Isles to get
Waianae Health Center willBy Harold Morse and Helen Altonn
get $500,000 of the extra
funds next month
Hawaii expects to get an extra $6 million each year in federal funds under a new formula for allocating Medicaid money, says state Human Services Director Susan Chandler.
One of the first beneficiaries will be the Waianae Coast Comprehensive Health Center.
Chandler last night told about 100 Waianae residents that $500,000 will be provided for the center early next month.
She said Gov. Ben Cayetano had made a commitment to help the center before it was learned Monday that the Medicaid formula had changed. After she reported the federal action to him, he said, "do it now."
He has asked Budget Director Earl Anzai to find the money, possibly from the state's share of Medicaid funding, she said. It would be replaced in October when the federal fiscal year begins.
The additional federal money in the state's 1999-2000 fiscal year will be about $4 million and thereafter about $6 million yearly, Chandler said.

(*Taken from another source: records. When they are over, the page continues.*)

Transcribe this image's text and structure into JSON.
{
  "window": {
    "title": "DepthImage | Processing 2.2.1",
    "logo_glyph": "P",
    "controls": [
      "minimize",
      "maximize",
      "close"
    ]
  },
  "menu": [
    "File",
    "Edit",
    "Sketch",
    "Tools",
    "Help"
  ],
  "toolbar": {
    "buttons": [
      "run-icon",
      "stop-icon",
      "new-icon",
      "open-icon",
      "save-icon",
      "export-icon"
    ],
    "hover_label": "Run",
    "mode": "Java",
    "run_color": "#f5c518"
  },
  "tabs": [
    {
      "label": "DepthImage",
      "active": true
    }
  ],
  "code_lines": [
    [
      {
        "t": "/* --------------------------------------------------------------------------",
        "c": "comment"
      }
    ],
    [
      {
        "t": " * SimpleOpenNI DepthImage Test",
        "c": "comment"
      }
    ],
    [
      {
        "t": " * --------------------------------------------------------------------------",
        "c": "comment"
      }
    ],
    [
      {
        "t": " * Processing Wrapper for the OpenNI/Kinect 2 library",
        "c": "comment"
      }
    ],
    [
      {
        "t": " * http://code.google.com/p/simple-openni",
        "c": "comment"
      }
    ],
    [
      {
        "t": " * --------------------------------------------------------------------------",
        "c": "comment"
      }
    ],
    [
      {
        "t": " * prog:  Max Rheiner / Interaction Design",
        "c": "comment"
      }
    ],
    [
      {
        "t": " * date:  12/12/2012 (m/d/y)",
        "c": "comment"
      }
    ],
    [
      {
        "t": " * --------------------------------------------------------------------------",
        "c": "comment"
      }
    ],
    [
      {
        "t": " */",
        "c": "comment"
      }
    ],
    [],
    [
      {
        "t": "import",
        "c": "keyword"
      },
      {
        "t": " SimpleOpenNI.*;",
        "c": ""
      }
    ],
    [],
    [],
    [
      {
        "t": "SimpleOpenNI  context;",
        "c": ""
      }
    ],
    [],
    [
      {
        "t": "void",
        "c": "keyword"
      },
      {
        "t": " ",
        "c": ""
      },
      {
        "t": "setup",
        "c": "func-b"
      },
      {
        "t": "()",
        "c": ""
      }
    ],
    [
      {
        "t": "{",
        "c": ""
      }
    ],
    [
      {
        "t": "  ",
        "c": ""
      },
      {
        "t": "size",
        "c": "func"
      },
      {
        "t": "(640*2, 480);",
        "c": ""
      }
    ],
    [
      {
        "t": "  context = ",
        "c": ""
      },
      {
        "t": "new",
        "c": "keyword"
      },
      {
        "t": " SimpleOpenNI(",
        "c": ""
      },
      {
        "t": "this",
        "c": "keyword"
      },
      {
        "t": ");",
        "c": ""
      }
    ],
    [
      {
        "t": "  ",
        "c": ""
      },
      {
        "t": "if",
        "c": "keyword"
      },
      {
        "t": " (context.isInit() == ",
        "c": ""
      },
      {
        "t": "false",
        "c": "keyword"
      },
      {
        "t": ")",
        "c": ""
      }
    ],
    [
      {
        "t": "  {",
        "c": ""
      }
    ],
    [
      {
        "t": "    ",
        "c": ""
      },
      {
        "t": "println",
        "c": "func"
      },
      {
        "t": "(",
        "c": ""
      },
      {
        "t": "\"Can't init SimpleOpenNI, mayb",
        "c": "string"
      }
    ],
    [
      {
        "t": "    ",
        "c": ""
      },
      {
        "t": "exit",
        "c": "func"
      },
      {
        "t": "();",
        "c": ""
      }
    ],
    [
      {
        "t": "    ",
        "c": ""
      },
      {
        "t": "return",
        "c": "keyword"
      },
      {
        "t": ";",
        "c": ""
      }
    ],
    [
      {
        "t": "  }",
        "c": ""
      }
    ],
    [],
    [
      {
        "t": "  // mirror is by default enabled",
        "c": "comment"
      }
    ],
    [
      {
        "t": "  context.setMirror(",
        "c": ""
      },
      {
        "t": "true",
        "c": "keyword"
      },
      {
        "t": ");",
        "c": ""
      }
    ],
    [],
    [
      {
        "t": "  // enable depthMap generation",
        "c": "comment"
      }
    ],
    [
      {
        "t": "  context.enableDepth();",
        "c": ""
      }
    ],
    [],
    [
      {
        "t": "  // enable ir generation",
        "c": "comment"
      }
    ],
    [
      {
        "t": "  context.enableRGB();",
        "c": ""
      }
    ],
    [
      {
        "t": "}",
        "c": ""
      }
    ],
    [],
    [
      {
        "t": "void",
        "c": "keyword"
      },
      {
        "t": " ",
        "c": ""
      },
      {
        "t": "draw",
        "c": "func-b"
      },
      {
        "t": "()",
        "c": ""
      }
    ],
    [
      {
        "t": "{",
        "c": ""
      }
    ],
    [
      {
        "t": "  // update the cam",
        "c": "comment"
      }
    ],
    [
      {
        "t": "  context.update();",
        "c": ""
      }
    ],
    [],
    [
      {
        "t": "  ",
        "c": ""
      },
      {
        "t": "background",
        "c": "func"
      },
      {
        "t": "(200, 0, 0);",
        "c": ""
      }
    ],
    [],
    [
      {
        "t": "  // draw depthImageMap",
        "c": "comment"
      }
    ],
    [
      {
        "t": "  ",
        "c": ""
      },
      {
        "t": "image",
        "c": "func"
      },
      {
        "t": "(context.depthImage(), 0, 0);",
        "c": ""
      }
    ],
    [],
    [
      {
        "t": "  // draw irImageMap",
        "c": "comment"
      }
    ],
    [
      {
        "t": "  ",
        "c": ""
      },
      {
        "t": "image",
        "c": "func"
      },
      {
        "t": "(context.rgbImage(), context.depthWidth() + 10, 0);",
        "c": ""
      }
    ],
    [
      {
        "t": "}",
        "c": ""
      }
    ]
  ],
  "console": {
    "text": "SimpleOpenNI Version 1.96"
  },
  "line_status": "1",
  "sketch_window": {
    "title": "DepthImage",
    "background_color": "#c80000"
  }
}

The Federal Medical Assistance Program adjusted Hawaii's formula for state-federal matching Medicaid funds from 50-50 to 51-49. So instead of getting 50 percent in federal funds, Hawaii will get 51 percent.
Chandler said this is a routine adjustment. "We've been trying through the political process through Congress to increase it because of our medical needs and cost of living."
Hawaii's 50 percent has been the lowest amount given to states under the formula. Alaska's federal share of Medicaid funds is 58 percent, and some states get more, Chandler said.
She said the governor will submit an amended biennium budget request to the Legislature because of the additional money.
Requests still are pending in the Legislature to subsidize the Waianae Coast Comprehensive Center's emergency room, she said.
Her news was welcome since the town meeting at the Waianae District Park multi-purpose room had been called to back legislation to bring more state money to the center.
Earlier, Richard Bettini, center director, told residents the center had about $1 million less to operate on in 1998 than it had the previous year.
"We had to let 40 people go," he said. "We've been struggling to cut back."
By last week, the operating deficit had been reduced to about $250,000 for the year, he said.
"My first year at the health center was 1979. At that time, the federal government paid for about two-thirds of the budget." But now, in the current fiscal year, the federal government is paying about 7 percent of the budget, he said.
Health care insurance through managed care and other innovations have also reduced income for the center.
Through all this, some dedicated staff members took voluntary pay cuts to keep the center going, Bettini said.
Two legislative bills are still alive: one to provide $520,000 and another to earmark $700,000 for the Waianae facility.
He urged residents to write any legislator they know or anyone involved with state government who might help. "We absolutely need to be subsidized by the state if we're going to keep an emergency room open out here," he said.